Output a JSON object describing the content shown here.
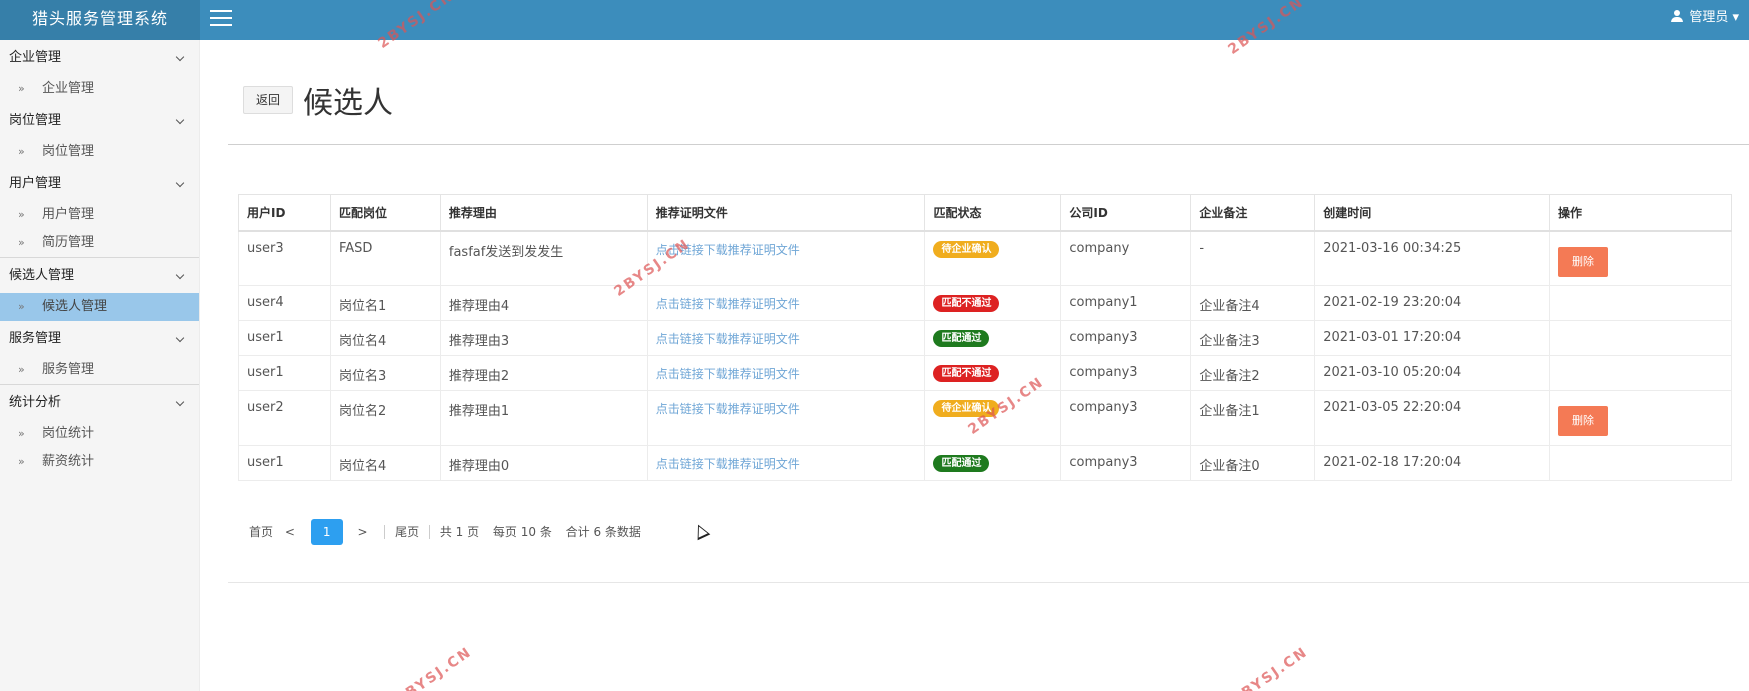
{
  "header": {
    "app_title": "猎头服务管理系统",
    "user_label": "管理员"
  },
  "sidebar": {
    "groups": [
      {
        "label": "企业管理",
        "items": [
          "企业管理"
        ]
      },
      {
        "label": "岗位管理",
        "items": [
          "岗位管理"
        ]
      },
      {
        "label": "用户管理",
        "items": [
          "用户管理",
          "简历管理"
        ]
      },
      {
        "label": "候选人管理",
        "items": [
          "候选人管理"
        ]
      },
      {
        "label": "服务管理",
        "items": [
          "服务管理"
        ]
      },
      {
        "label": "统计分析",
        "items": [
          "岗位统计",
          "薪资统计"
        ]
      }
    ],
    "active_item": "候选人管理",
    "item_prefix": "»"
  },
  "page": {
    "back_label": "返回",
    "title": "候选人"
  },
  "table": {
    "columns": [
      "用户ID",
      "匹配岗位",
      "推荐理由",
      "推荐证明文件",
      "匹配状态",
      "公司ID",
      "企业备注",
      "创建时间",
      "操作"
    ],
    "rows": [
      {
        "user_id": "user3",
        "job": "FASD",
        "reason": "fasfaf发送到发发生",
        "file": "点击链接下载推荐证明文件",
        "status": "待企业确认",
        "status_type": "pending",
        "company": "company",
        "remark": "-",
        "created": "2021-03-16 00:34:25",
        "action": "删除"
      },
      {
        "user_id": "user4",
        "job": "岗位名1",
        "reason": "推荐理由4",
        "file": "点击链接下载推荐证明文件",
        "status": "匹配不通过",
        "status_type": "fail",
        "company": "company1",
        "remark": "企业备注4",
        "created": "2021-02-19 23:20:04",
        "action": ""
      },
      {
        "user_id": "user1",
        "job": "岗位名4",
        "reason": "推荐理由3",
        "file": "点击链接下载推荐证明文件",
        "status": "匹配通过",
        "status_type": "pass",
        "company": "company3",
        "remark": "企业备注3",
        "created": "2021-03-01 17:20:04",
        "action": ""
      },
      {
        "user_id": "user1",
        "job": "岗位名3",
        "reason": "推荐理由2",
        "file": "点击链接下载推荐证明文件",
        "status": "匹配不通过",
        "status_type": "fail",
        "company": "company3",
        "remark": "企业备注2",
        "created": "2021-03-10 05:20:04",
        "action": ""
      },
      {
        "user_id": "user2",
        "job": "岗位名2",
        "reason": "推荐理由1",
        "file": "点击链接下载推荐证明文件",
        "status": "待企业确认",
        "status_type": "pending",
        "company": "company3",
        "remark": "企业备注1",
        "created": "2021-03-05 22:20:04",
        "action": "删除"
      },
      {
        "user_id": "user1",
        "job": "岗位名4",
        "reason": "推荐理由0",
        "file": "点击链接下载推荐证明文件",
        "status": "匹配通过",
        "status_type": "pass",
        "company": "company3",
        "remark": "企业备注0",
        "created": "2021-02-18 17:20:04",
        "action": ""
      }
    ]
  },
  "pager": {
    "first": "首页",
    "prev": "<",
    "current": "1",
    "next": ">",
    "last": "尾页",
    "total_pages": "共 1 页",
    "per_page": "每页 10 条",
    "total_records": "合计 6 条数据"
  },
  "watermark": "2BYSJ.CN",
  "colors": {
    "header": "#3c8dbc",
    "active_nav": "#99c7ea",
    "pending": "#f0ad1e",
    "fail": "#dd2222",
    "pass": "#1e7a1e",
    "delete": "#f47a55",
    "pager_active": "#2d9ff0"
  }
}
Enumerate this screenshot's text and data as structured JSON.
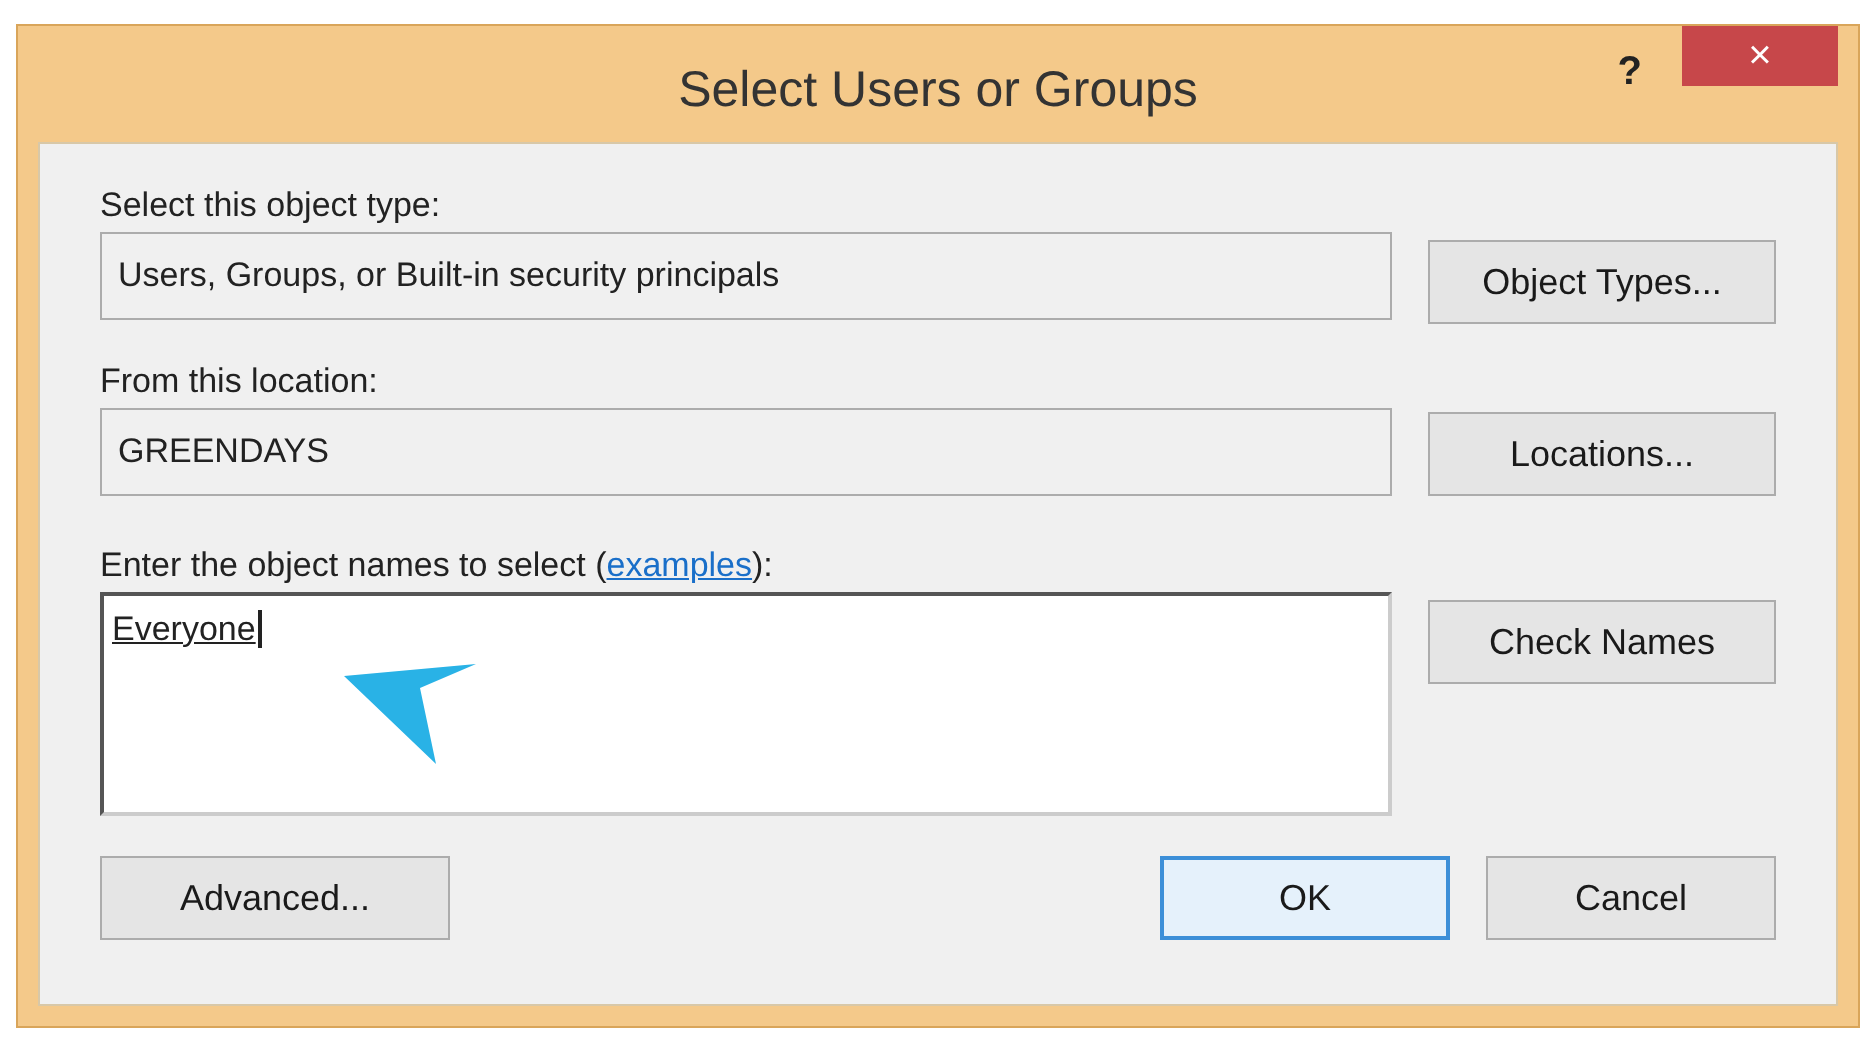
{
  "window": {
    "title": "Select Users or Groups",
    "help": "?",
    "close": "×"
  },
  "object_type": {
    "label": "Select this object type:",
    "value": "Users, Groups, or Built-in security principals",
    "button": "Object Types..."
  },
  "location": {
    "label": "From this location:",
    "value": "GREENDAYS",
    "button": "Locations..."
  },
  "names": {
    "label_before": "Enter the object names to select (",
    "link": "examples",
    "label_after": "):",
    "value": "Everyone",
    "button": "Check Names"
  },
  "buttons": [
    {
      "label": "Advanced...",
      "default": false
    },
    {
      "label": "OK",
      "default": true
    },
    {
      "label": "Cancel",
      "default": false
    }
  ]
}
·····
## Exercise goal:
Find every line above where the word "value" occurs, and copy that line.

## Response area:
    "value": "Users, Groups, or Built-in security principals",
    "value": "GREENDAYS",
    "value": "Everyone",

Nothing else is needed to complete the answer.